Assigned task | The lines to find are those in the entries that hold the word "color"; copy every one of them.

(Dataset rows describing interfaces)
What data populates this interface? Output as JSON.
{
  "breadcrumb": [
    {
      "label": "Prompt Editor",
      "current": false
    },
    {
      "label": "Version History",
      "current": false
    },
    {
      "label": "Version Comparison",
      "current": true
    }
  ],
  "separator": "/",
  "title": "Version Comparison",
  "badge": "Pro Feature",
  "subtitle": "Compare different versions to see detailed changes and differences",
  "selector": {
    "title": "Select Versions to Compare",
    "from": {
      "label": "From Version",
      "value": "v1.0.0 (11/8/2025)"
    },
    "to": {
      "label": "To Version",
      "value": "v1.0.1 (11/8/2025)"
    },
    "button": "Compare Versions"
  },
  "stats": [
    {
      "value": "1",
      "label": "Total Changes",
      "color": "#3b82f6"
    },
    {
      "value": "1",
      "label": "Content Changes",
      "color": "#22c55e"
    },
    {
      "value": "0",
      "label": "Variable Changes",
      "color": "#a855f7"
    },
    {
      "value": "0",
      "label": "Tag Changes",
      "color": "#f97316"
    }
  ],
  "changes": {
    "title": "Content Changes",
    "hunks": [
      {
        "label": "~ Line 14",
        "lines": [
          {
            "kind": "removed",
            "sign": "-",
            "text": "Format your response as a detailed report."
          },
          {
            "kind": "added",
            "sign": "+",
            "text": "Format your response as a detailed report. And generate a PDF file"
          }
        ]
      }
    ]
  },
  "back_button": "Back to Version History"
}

Response for this exercise |
      "color": "#3b82f6"
      "color": "#22c55e"
      "color": "#a855f7"
      "color": "#f97316"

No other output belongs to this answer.